Respiratory therapy can be a lucrative and exciting medical profession that requires significantly less schooling than many other professions within health care, and it is constantly evolving. Physicians must spend more than 10 years in school to progress through residency and finally become licensed. Physicians’ assistants and occupational therapists must obtain master’s degrees. Physical therapists and audiologists are required to complete doctorate degrees. If you are interested in providing direct patient contact within a health care setting but lack the time or interest to complete years upon years of school, consider respiratory therapy training in Garden Grove. The program can be completed in as few as 17 months, equipping graduates with everything they need to enter the workforce after graduation.
Perhaps you are wondering, is a career as a respiratory therapist right for me? A respiratory therapist works with patients suffering from a wide variety of pulmonary diseases. As a respiratory therapist, you work in outpatient clinics, home-health environments, intensive care units and operating rooms. Working alongside other medical professionals on interdisciplinary teams, this career is highly interactive.
Working with a wide range of patients as a Respiratory Therapist
Many respiratory therapists report high job satisfaction and appreciate working in a field that allows them to work with such a wide range of patients, including infants in intensive care born with underdeveloped lungs to elderly patients in convalescent homes and individuals living with asthma. Individuals with bronchitis and emphysema see respiratory therapists on a regular basis as well.
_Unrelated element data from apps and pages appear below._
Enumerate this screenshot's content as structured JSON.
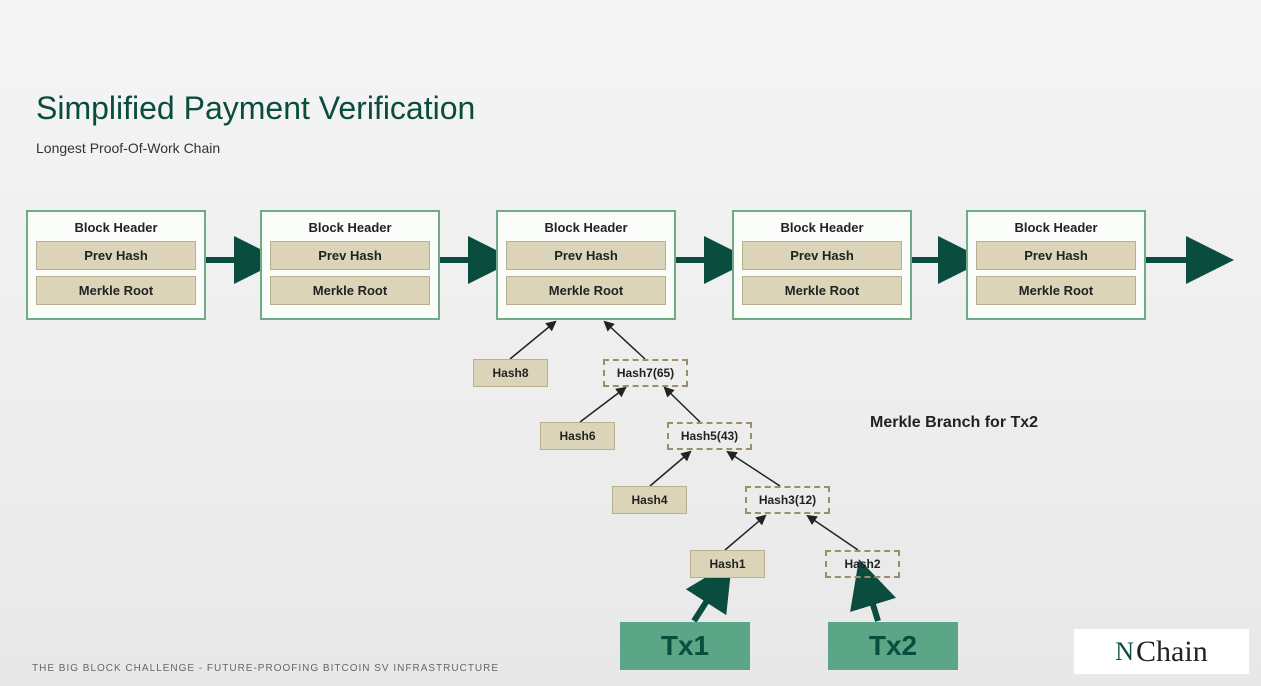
{
  "title": "Simplified Payment Verification",
  "subtitle": "Longest Proof-Of-Work Chain",
  "footer": "THE BIG BLOCK CHALLENGE - Future-proofing Bitcoin SV Infrastructure",
  "blockHeaders": [
    {
      "title": "Block Header",
      "prev": "Prev Hash",
      "root": "Merkle Root"
    },
    {
      "title": "Block Header",
      "prev": "Prev Hash",
      "root": "Merkle Root"
    },
    {
      "title": "Block Header",
      "prev": "Prev Hash",
      "root": "Merkle Root"
    },
    {
      "title": "Block Header",
      "prev": "Prev Hash",
      "root": "Merkle Root"
    },
    {
      "title": "Block Header",
      "prev": "Prev Hash",
      "root": "Merkle Root"
    }
  ],
  "hashes": {
    "h8": "Hash8",
    "h7": "Hash7(65)",
    "h6": "Hash6",
    "h5": "Hash5(43)",
    "h4": "Hash4",
    "h3": "Hash3(12)",
    "h1": "Hash1",
    "h2": "Hash2"
  },
  "tx": {
    "tx1": "Tx1",
    "tx2": "Tx2"
  },
  "merkleBranchLabel": "Merkle Branch for Tx2",
  "logo": {
    "prefix": "N",
    "main": "Chain"
  }
}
Because of the variety, a respiratory therapist’s day will change on a daily basis. If you enjoy providing hands-on relief to individuals in pain, respiratory therapy will provide that opportunity daily.
On any given day, a respiratory therapist can be found diagnosing lung disorders and educating patients and their family on treatment. They might analyze breath, tissue and blood specimens to determine oxygen levels. Depending on the nature of the role, the respiratory therapist might be asked to make house calls. Read about our respiratory therapist program and start your new career path at Concorde Career Colleges.